Copy each line from the entries that the word "icon" appears in.

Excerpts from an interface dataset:
───

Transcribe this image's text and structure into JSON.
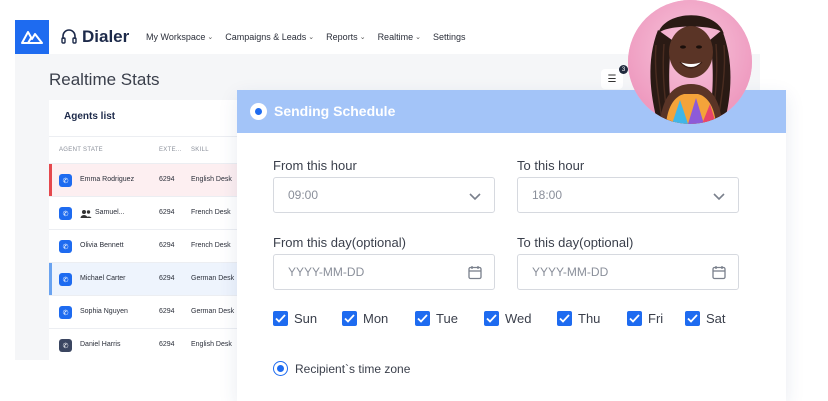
{
  "app": {
    "brand": "Dialer",
    "nav": [
      {
        "label": "My Workspace"
      },
      {
        "label": "Campaigns & Leads"
      },
      {
        "label": "Reports"
      },
      {
        "label": "Realtime"
      },
      {
        "label": "Settings"
      }
    ],
    "page_title": "Realtime Stats",
    "filter_badge": "3"
  },
  "agents": {
    "title": "Agents list",
    "columns": [
      "AGENT STATE",
      "EXTE...",
      "SKILL"
    ],
    "rows": [
      {
        "name": "Emma Rodriguez",
        "ext": "6294",
        "skill": "English Desk",
        "state": "alert"
      },
      {
        "name": "Samuel...",
        "ext": "6294",
        "skill": "French Desk",
        "state": "group"
      },
      {
        "name": "Olivia Bennett",
        "ext": "6294",
        "skill": "French Desk",
        "state": "normal"
      },
      {
        "name": "Michael Carter",
        "ext": "6294",
        "skill": "German Desk",
        "state": "active"
      },
      {
        "name": "Sophia Nguyen",
        "ext": "6294",
        "skill": "German Desk",
        "state": "normal"
      },
      {
        "name": "Daniel Harris",
        "ext": "6294",
        "skill": "English Desk",
        "state": "offline"
      }
    ]
  },
  "schedule": {
    "title": "Sending Schedule",
    "from_hour_label": "From this hour",
    "from_hour_value": "09:00",
    "to_hour_label": "To this hour",
    "to_hour_value": "18:00",
    "from_day_label": "From this day(optional)",
    "from_day_placeholder": "YYYY-MM-DD",
    "to_day_label": "To this day(optional)",
    "to_day_placeholder": "YYYY-MM-DD",
    "days": [
      {
        "label": "Sun",
        "checked": true
      },
      {
        "label": "Mon",
        "checked": true
      },
      {
        "label": "Tue",
        "checked": true
      },
      {
        "label": "Wed",
        "checked": true
      },
      {
        "label": "Thu",
        "checked": true
      },
      {
        "label": "Fri",
        "checked": true
      },
      {
        "label": "Sat",
        "checked": true
      }
    ],
    "timezone_label": "Recipient`s time zone",
    "timezone_selected": true
  },
  "colors": {
    "accent": "#1e6bf0",
    "header_bg": "#a3c4f8",
    "alert_row": "#fdeff1",
    "active_row": "#eef4fd"
  }
}
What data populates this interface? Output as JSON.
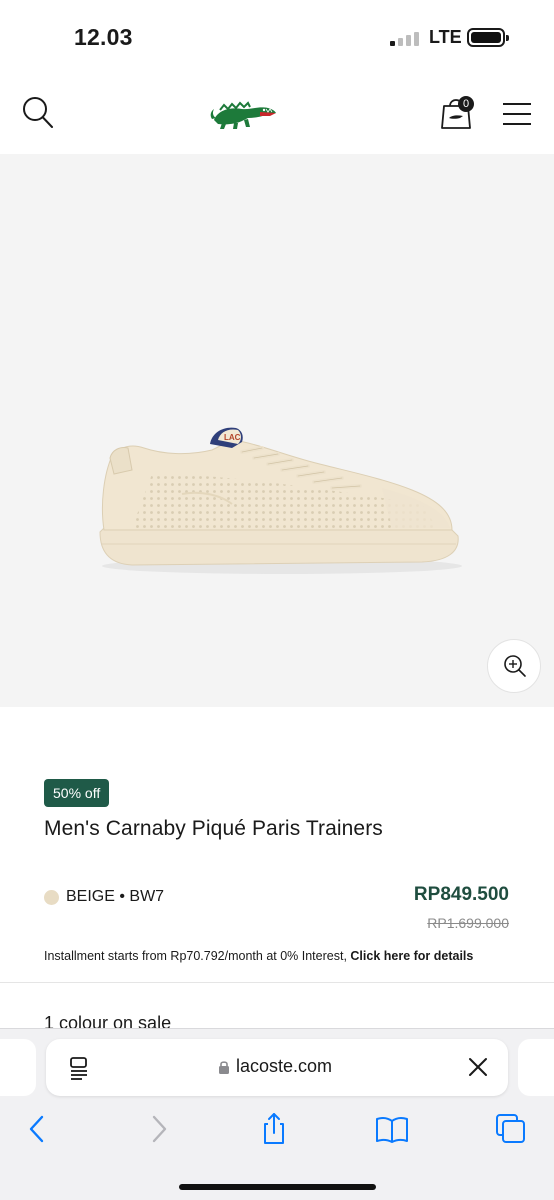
{
  "status_bar": {
    "time": "12.03",
    "network": "LTE"
  },
  "header": {
    "search_icon": "search-icon",
    "logo": "lacoste-crocodile-logo",
    "bag_icon": "shopping-bag-icon",
    "bag_count": "0",
    "menu_icon": "hamburger-menu-icon"
  },
  "product": {
    "image": "beige-knit-sneaker",
    "zoom_icon": "zoom-in-icon",
    "discount_badge": "50% off",
    "title": "Men's Carnaby Piqué Paris Trainers",
    "colour": "BEIGE • BW7",
    "price_current": "RP849.500",
    "price_old": "RP1.699.000",
    "installment_text": "Installment starts from Rp70.792/month at 0% Interest, ",
    "installment_link": "Click here for details",
    "colours_on_sale": "1 colour on sale"
  },
  "browser": {
    "domain": "lacoste.com",
    "toolbar": [
      "back-icon",
      "forward-icon",
      "share-icon",
      "bookmarks-icon",
      "tabs-icon"
    ]
  },
  "colors": {
    "brand_green": "#1f5a48",
    "price_green": "#1f4d3f",
    "image_bg": "#f4f4f4",
    "safari_blue": "#0a7aff"
  }
}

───

■ **Output for this task**:
    "search_icon": "search-icon",
    "bag_icon": "shopping-bag-icon",
    "menu_icon": "hamburger-menu-icon"
    "zoom_icon": "zoom-in-icon",
      "back-icon",
      "forward-icon",
      "share-icon",
      "bookmarks-icon",
      "tabs-icon"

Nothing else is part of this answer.